ABSTRACT: As the product of factors influencing reproduction and neonate survival, white-tailed deer (Odocoileus virginianus) recruitment is the most variable component of deer herds. This variability applies both spatially and temporally as numerous density dependent and independent factors affecting recruitment change in relation to ecological location, weather, predation risk, deer density, and hunter harvests. Because of the numerous factors influencing recruitment, it can be difficult to untangle one specific cause for changes in observed measurements. In regions of Wisconsin, recruitment measurements have recently declined for unknown reasons. Traditional methods for measuring deer recruitment have involved herd composition counts from roadside surveys. The opportunistic and convenient nature of these surveys has likely resulted in small sample sizes and biased estimates. Our goal is to investigate new methods of surveying deer which may provide improved reliability and precision of recruitment estimates.  Research will occur during August and September of 2016 and 2017 in 10 counties representing 4 regions (Northern Forest, Central Forest, Central Farmland, and Southern Farmland) of Wisconsin. We standardized roadside surveys by establishing routes, training observers, and creating procedural protocols. Influence of habitat type, survey time, weather, and deer behavior on detectability, sample size, and precision was examined. Standardized roadside surveys in areas with good visibility and high deer populations (woodlots intermixed with hay/alfalfa/soybean fields) resulted in many deer observations, but few deer were observed in habitats with poor visibility from roadsides and low deer populations (heavily forested and corn-dominated landscapes). Methods providing improved estimates of recruitment will allow wildlife managers to better compare spatial and temporal differences of recruitment, monitor recruitment trends, and model population size.

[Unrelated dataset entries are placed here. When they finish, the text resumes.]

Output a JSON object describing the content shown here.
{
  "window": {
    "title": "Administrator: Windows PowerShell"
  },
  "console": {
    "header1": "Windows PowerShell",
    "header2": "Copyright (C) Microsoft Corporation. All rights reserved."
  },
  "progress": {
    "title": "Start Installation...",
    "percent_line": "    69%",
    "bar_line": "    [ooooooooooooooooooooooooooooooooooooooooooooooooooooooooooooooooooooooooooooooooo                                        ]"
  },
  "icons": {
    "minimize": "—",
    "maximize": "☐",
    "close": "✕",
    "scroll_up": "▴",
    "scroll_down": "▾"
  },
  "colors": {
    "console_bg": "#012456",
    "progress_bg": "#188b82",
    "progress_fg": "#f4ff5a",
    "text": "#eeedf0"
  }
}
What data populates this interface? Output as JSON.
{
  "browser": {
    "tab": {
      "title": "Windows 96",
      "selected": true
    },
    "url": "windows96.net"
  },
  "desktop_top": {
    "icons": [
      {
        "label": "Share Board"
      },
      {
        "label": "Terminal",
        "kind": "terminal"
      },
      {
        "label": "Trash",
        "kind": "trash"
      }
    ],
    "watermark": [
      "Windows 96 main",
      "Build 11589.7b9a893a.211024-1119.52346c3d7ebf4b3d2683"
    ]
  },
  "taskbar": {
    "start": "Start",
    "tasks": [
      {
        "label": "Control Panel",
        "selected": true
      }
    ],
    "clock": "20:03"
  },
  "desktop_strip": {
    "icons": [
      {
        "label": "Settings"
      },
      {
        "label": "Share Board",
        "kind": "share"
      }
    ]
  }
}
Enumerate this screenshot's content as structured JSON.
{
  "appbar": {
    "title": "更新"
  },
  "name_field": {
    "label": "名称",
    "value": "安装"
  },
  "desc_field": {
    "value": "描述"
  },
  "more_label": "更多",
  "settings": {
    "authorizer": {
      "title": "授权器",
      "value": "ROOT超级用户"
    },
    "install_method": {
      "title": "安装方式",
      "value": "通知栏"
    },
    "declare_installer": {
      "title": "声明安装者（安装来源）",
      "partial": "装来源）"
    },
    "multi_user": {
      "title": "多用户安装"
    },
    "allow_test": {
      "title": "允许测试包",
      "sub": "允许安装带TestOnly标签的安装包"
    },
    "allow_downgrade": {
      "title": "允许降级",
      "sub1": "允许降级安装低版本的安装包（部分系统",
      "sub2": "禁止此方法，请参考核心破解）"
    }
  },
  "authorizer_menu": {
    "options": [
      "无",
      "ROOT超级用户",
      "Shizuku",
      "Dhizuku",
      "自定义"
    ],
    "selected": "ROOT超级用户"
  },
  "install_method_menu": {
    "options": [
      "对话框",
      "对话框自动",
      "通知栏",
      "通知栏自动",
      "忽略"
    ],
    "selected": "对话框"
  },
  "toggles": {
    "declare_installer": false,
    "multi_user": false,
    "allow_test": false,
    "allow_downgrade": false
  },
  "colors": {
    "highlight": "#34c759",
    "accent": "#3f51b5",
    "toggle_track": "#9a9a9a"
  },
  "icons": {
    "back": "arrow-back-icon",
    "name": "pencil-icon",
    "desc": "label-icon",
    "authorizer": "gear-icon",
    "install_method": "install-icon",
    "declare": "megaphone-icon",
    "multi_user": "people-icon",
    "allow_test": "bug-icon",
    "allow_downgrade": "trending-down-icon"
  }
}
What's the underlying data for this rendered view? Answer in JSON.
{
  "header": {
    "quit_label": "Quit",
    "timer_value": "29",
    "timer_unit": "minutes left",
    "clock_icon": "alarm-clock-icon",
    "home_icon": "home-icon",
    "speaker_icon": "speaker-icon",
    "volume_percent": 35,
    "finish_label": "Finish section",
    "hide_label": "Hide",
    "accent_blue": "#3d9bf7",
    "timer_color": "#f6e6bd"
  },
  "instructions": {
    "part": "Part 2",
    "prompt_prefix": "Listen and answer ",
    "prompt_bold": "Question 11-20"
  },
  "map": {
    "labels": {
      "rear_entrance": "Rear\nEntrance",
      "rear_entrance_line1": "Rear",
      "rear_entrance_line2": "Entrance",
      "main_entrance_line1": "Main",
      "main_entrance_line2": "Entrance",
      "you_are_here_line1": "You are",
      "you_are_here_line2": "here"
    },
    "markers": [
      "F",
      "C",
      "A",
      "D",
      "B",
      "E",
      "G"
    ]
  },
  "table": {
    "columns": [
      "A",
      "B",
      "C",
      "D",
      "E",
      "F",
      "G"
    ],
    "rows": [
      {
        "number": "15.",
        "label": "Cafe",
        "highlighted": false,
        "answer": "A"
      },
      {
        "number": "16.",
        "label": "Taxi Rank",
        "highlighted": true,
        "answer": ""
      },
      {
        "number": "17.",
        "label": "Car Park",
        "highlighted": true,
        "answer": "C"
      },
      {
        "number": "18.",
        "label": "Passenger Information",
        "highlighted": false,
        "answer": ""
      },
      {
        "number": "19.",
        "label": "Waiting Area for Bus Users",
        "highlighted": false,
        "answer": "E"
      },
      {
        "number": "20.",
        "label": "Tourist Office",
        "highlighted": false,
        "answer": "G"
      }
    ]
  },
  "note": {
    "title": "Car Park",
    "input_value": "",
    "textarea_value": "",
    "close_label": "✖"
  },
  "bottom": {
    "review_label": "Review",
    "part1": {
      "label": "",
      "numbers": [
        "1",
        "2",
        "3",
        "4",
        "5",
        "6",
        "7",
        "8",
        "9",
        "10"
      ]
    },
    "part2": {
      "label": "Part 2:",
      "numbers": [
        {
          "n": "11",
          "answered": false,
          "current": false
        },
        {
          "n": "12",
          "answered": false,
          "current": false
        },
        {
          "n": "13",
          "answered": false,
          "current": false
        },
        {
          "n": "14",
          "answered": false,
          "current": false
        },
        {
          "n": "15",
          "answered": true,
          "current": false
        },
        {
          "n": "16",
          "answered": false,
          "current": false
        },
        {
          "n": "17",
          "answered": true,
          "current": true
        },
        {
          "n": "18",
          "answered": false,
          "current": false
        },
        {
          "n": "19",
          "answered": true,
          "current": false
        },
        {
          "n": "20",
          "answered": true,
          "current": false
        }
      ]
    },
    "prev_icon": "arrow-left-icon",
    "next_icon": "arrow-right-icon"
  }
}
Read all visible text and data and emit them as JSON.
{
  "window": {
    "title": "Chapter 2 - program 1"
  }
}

Tuesday February 7, 2017 6:00pm - 9:00pm
Lancaster Ballroom

Attendees (3)